According to the city’s website, vaccinations are available at the Oakland-Alameda County Coliseum, CVS pharmacies, Rite Aid pharmacies, Walgreens pharmacies and through health care providers.

“It’s critical to mention that the vaccine supply is very limited and distributed across many different locations. The City gets only a small portion of the supply. People who are interested in vaccination should reach out to their health care providers,” Chakko said in the email. “We encourage everyone who can to get any of the three vaccines wherever and whenever they have the opportunity.”

Since the move into the red tier, Alameda County has eased certain restrictions, allowing businesses such as movie theaters, museums and indoor dining to reopen at 25% capacity, gyms to reopen at 10% capacity, retail stores to expand to 50% capacity and grocery stores to expand to full capacity.

In addition to the fall in COVID-19 cases in the city, UC Berkeley has seen a decline in campus case rates. UC Berkeley has had a total of 1,043 confirmed cases since the start of the pandemic and as of Sunday, campus has administered almost 8,000 vaccines, according to the campus’s COVID-19 dashboards.

Campus encourages people to continue following COVID-19 health guidelines and to limit traveling. In response to possible spring break traveling, campus will implement a mandatory self-sequester period for students living in residential halls, according to a campus update.

“In an effort to do everything possible to avoid another surge of COVID-19 cases after spring break, and another extended quarantine period, campus leaders have made the decision to implement a mandatory self-sequester for all students living in the residence halls including those in suites and mini-suites from March 26 through at least April 8,” the update states.

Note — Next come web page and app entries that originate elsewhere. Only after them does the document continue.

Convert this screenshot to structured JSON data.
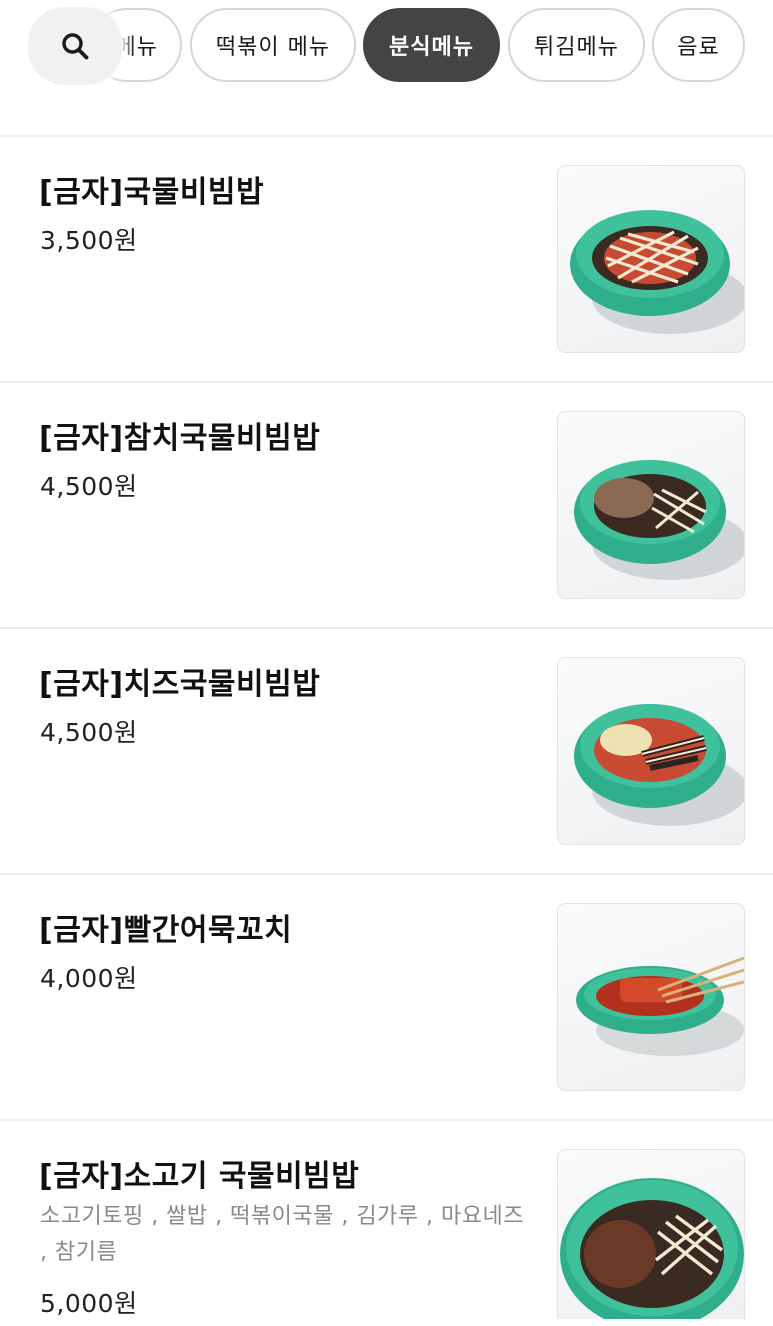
{
  "categories": {
    "tabs": [
      {
        "label": "메뉴"
      },
      {
        "label": "떡볶이 메뉴"
      },
      {
        "label": "분식메뉴"
      },
      {
        "label": "튀김메뉴"
      },
      {
        "label": "음료"
      }
    ],
    "active_index": 2,
    "search_icon": "search-icon"
  },
  "menu": {
    "items": [
      {
        "name": "[금자]국물비빔밥",
        "price": "3,500원",
        "image": "bibimbap-bowl"
      },
      {
        "name": "[금자]참치국물비빔밥",
        "price": "4,500원",
        "image": "tuna-bibimbap-bowl"
      },
      {
        "name": "[금자]치즈국물비빔밥",
        "price": "4,500원",
        "image": "cheese-bibimbap-bowl"
      },
      {
        "name": "[금자]빨간어묵꼬치",
        "price": "4,000원",
        "image": "fishcake-skewer-plate"
      },
      {
        "name": "[금자]소고기 국물비빔밥",
        "description": "소고기토핑 , 쌀밥 , 떡볶이국물 , 김가루 , 마요네즈 , 참기름",
        "price": "5,000원",
        "image": "beef-bibimbap-bowl"
      }
    ]
  },
  "colors": {
    "active_chip": "#444444",
    "chip_border": "#d6d6d6",
    "bowl": "#2fae8c",
    "divider": "#ededed"
  }
}
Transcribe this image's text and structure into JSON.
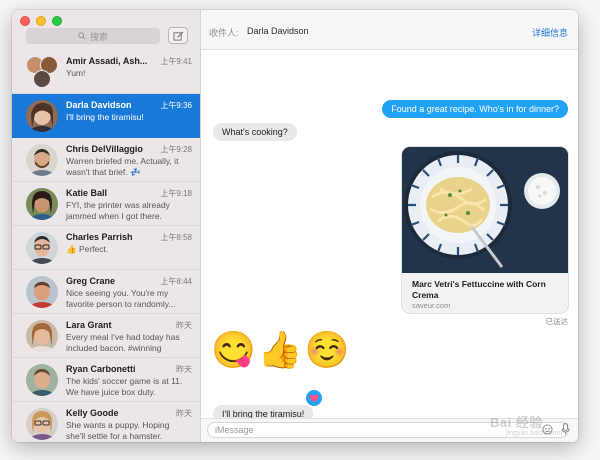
{
  "sidebar": {
    "search_placeholder": "搜索",
    "conversations": [
      {
        "name": "Amir Assadi, Ash...",
        "time": "上午9:41",
        "preview": "Yum!"
      },
      {
        "name": "Darla Davidson",
        "time": "上午9:36",
        "preview": "I'll bring the tiramisu!"
      },
      {
        "name": "Chris DelVillaggio",
        "time": "上午9:28",
        "preview": "Warren briefed me. Actually, it wasn't that brief. 💤"
      },
      {
        "name": "Katie Ball",
        "time": "上午9:18",
        "preview": "FYI, the printer was already jammed when I got there."
      },
      {
        "name": "Charles Parrish",
        "time": "上午8:58",
        "preview": "👍 Perfect."
      },
      {
        "name": "Greg Crane",
        "time": "上午8:44",
        "preview": "Nice seeing you. You're my favorite person to randomly..."
      },
      {
        "name": "Lara Grant",
        "time": "昨天",
        "preview": "Every meal I've had today has included bacon. #winning"
      },
      {
        "name": "Ryan Carbonetti",
        "time": "昨天",
        "preview": "The kids' soccer game is at 11. We have juice box duty."
      },
      {
        "name": "Kelly Goode",
        "time": "昨天",
        "preview": "She wants a puppy. Hoping she'll settle for a hamster."
      }
    ]
  },
  "header": {
    "to_label": "收件人:",
    "to_name": "Darla Davidson",
    "details_label": "详细信息"
  },
  "chat": {
    "messages": [
      {
        "direction": "out",
        "text": "Found a great recipe. Who's in for dinner?"
      },
      {
        "direction": "in",
        "text": "What's cooking?"
      }
    ],
    "link_card": {
      "title": "Marc Vetri's Fettuccine with Corn Crema",
      "site": "saveur.com"
    },
    "delivered_label": "已送达",
    "emoji_message": "😋👍☺️",
    "last_message": "I'll bring the tiramisu!"
  },
  "input": {
    "placeholder": "iMessage"
  },
  "watermark": {
    "text": "Bai 经验",
    "sub": "jingyan.baidu.com"
  },
  "colors": {
    "accent": "#1979d8",
    "bubble_blue": "#21a2f5",
    "bubble_gray": "#e8e7ea"
  }
}
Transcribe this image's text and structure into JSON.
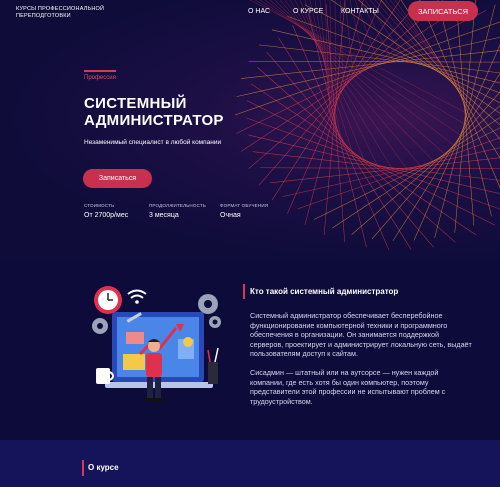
{
  "header": {
    "logo_line1": "КУРСЫ ПРОФЕССИОНАЛЬНОЙ",
    "logo_line2": "ПЕРЕПОДГОТОВКИ",
    "nav": [
      "О НАС",
      "О КУРСЕ",
      "КОНТАКТЫ"
    ],
    "cta": "ЗАПИСАТЬСЯ"
  },
  "hero": {
    "tag": "Профессия",
    "title_line1": "СИСТЕМНЫЙ",
    "title_line2": "АДМИНИСТРАТОР",
    "subtitle": "Незаменимый специалист в любой компании",
    "cta": "Записаться",
    "stats": [
      {
        "label": "СТОИМОСТЬ",
        "value": "От 2700р/мес"
      },
      {
        "label": "ПРОДОЛЖИТЕЛЬНОСТЬ",
        "value": "3 месяца"
      },
      {
        "label": "ФОРМАТ ОБУЧЕНИЯ",
        "value": "Очная"
      }
    ]
  },
  "about": {
    "title": "Кто такой системный администратор",
    "p1": "Системный администратор обеспечивает бесперебойное функционирование компьютерной техники и программного обеспечения в организации. Он занимается поддержкой серверов, проектирует и администрирует локальную сеть, выдаёт пользователям доступ к сайтам.",
    "p2": "Сисадмин — штатный или на аутсорсе — нужен каждой компании, где есть хотя бы один компьютер, поэтому представители этой профессии не испытывают проблем с трудоустройством."
  },
  "course": {
    "title": "О курсе"
  },
  "colors": {
    "accent": "#c8304f",
    "background": "#0c0b3a",
    "section": "#15135a"
  }
}
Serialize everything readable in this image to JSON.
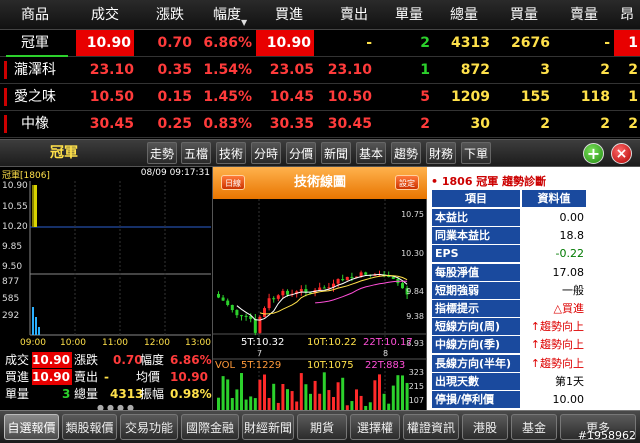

Contact Blake Evans at [email protected] and follow him on Twitter at @Blake_J_Evans.